- _Work request_
Please read the records below and return each line holding the string "Create".

- _Task input_
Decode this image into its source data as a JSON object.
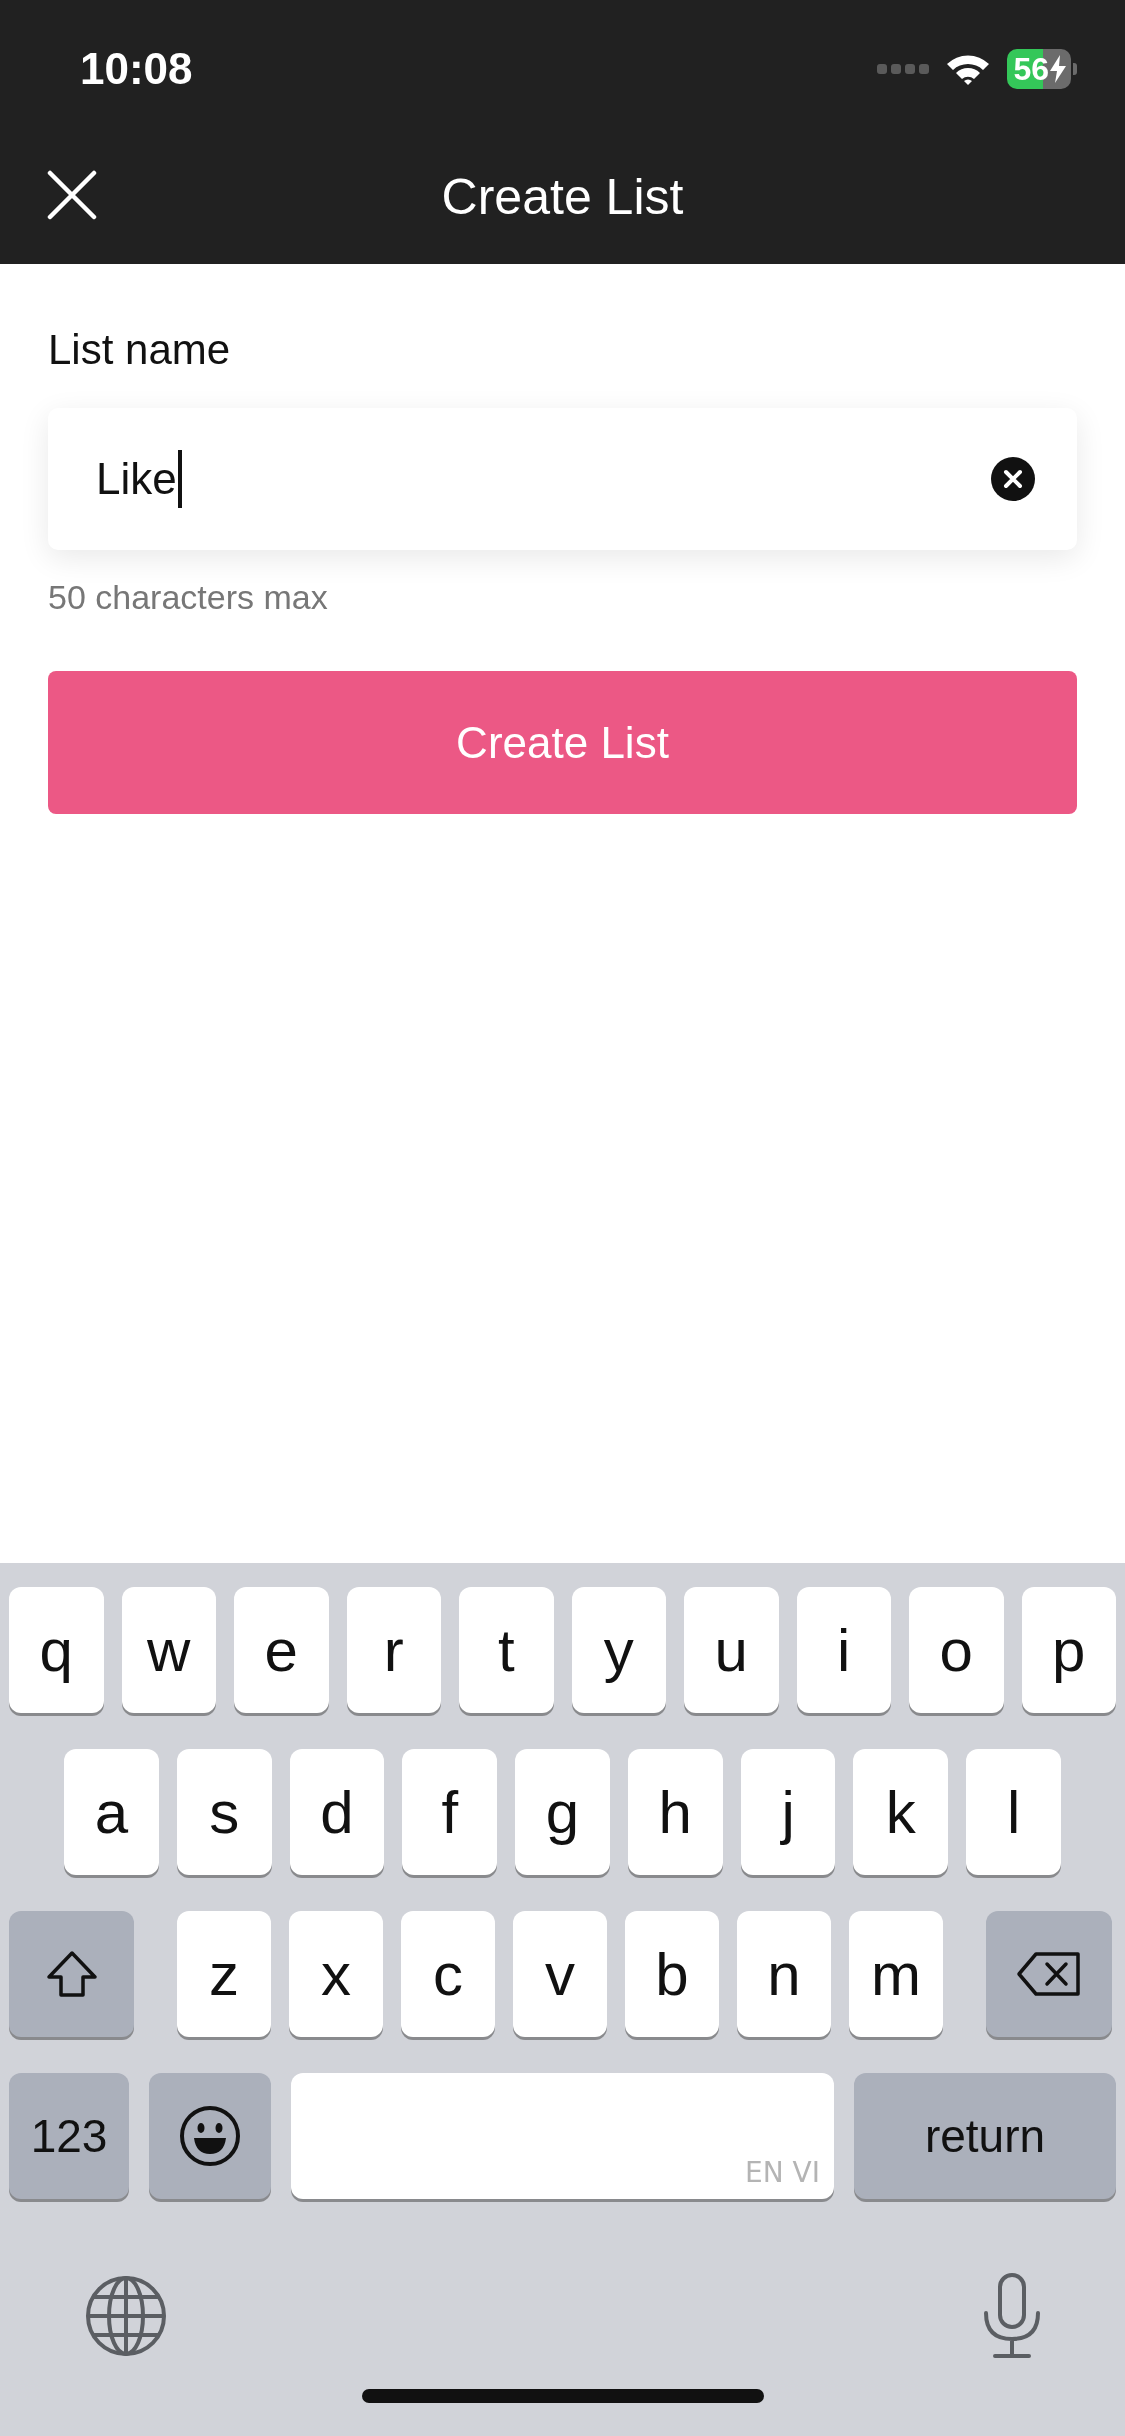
{
  "status_bar": {
    "time": "10:08",
    "battery": "56",
    "charging": true
  },
  "nav": {
    "title": "Create List"
  },
  "form": {
    "label": "List name",
    "field": {
      "value": "Like",
      "focused": true
    },
    "hint": "50 characters max",
    "button": "Create List"
  },
  "keyboard": {
    "rows": [
      [
        {
          "kind": "letter",
          "label": "q"
        },
        {
          "kind": "letter",
          "label": "w"
        },
        {
          "kind": "letter",
          "label": "e"
        },
        {
          "kind": "letter",
          "label": "r"
        },
        {
          "kind": "letter",
          "label": "t"
        },
        {
          "kind": "letter",
          "label": "y"
        },
        {
          "kind": "letter",
          "label": "u"
        },
        {
          "kind": "letter",
          "label": "i"
        },
        {
          "kind": "letter",
          "label": "o"
        },
        {
          "kind": "letter",
          "label": "p"
        }
      ],
      [
        {
          "kind": "letter",
          "label": "a"
        },
        {
          "kind": "letter",
          "label": "s"
        },
        {
          "kind": "letter",
          "label": "d"
        },
        {
          "kind": "letter",
          "label": "f"
        },
        {
          "kind": "letter",
          "label": "g"
        },
        {
          "kind": "letter",
          "label": "h"
        },
        {
          "kind": "letter",
          "label": "j"
        },
        {
          "kind": "letter",
          "label": "k"
        },
        {
          "kind": "letter",
          "label": "l"
        }
      ],
      [
        {
          "kind": "shift"
        },
        {
          "kind": "letter",
          "label": "z"
        },
        {
          "kind": "letter",
          "label": "x"
        },
        {
          "kind": "letter",
          "label": "c"
        },
        {
          "kind": "letter",
          "label": "v"
        },
        {
          "kind": "letter",
          "label": "b"
        },
        {
          "kind": "letter",
          "label": "n"
        },
        {
          "kind": "letter",
          "label": "m"
        },
        {
          "kind": "delete"
        }
      ]
    ],
    "bottom_keys": [
      {
        "kind": "numbers",
        "label": "123"
      },
      {
        "kind": "emoji"
      },
      {
        "kind": "space",
        "label": "EN VI"
      },
      {
        "kind": "return",
        "label": "return"
      }
    ]
  }
}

- _Exercise answer_
    "title": "Create List"
    "button": "Create List"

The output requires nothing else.